Brief: If a line in the following entries contains the string "half", it counts toward the total; report only that total.

Data for processing:
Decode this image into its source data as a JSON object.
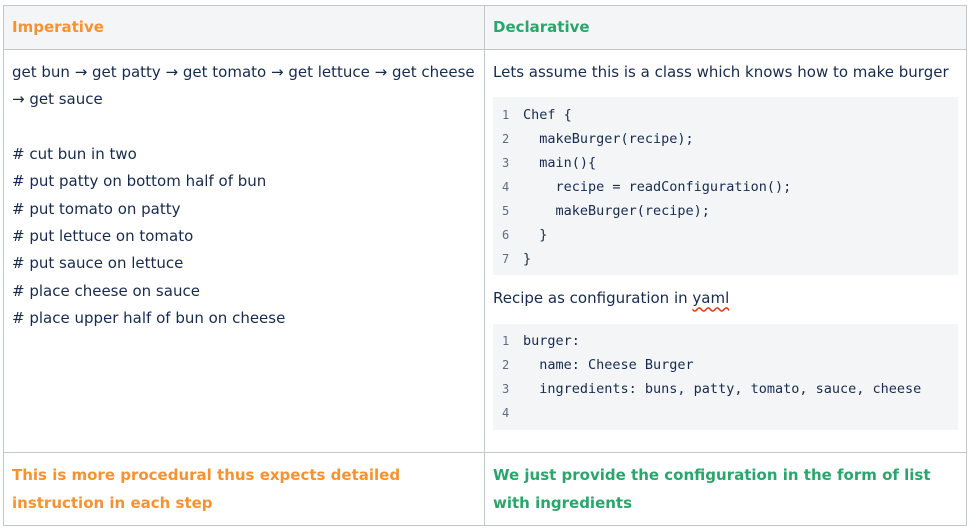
{
  "table": {
    "headers": {
      "imperative": "Imperative",
      "declarative": "Declarative"
    },
    "imperative": {
      "steps_text": "get bun → get patty → get tomato → get lettuce → get cheese → get sauce",
      "comments": [
        "# cut bun in two",
        "# put patty on bottom half of bun",
        "# put tomato on patty",
        "# put lettuce on tomato",
        "# put sauce on lettuce",
        "# place cheese on sauce",
        "# place upper half of bun on cheese"
      ]
    },
    "declarative": {
      "intro": "Lets assume this is a class which knows how to make burger",
      "chef_code": [
        {
          "n": "1",
          "code": "Chef {"
        },
        {
          "n": "2",
          "code": "  makeBurger(recipe);"
        },
        {
          "n": "3",
          "code": "  main(){"
        },
        {
          "n": "4",
          "code": "    recipe = readConfiguration();"
        },
        {
          "n": "5",
          "code": "    makeBurger(recipe);"
        },
        {
          "n": "6",
          "code": "  }"
        },
        {
          "n": "7",
          "code": "}"
        }
      ],
      "recipe_label_prefix": "Recipe as configuration in ",
      "recipe_label_word": "yaml",
      "yaml_code": [
        {
          "n": "1",
          "code": "burger:"
        },
        {
          "n": "2",
          "code": "  name: Cheese Burger"
        },
        {
          "n": "3",
          "code": "  ingredients: buns, patty, tomato, sauce, cheese"
        },
        {
          "n": "4",
          "code": ""
        }
      ]
    },
    "footers": {
      "imperative": "This is more procedural thus expects detailed instruction in each step",
      "declarative": "We just provide the configuration in the form of list with ingredients"
    }
  },
  "colors": {
    "imperative_accent": "#f79232",
    "declarative_accent": "#2aa56b",
    "border": "#c1c7d0",
    "code_background": "#f4f5f7"
  }
}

Answer below: 2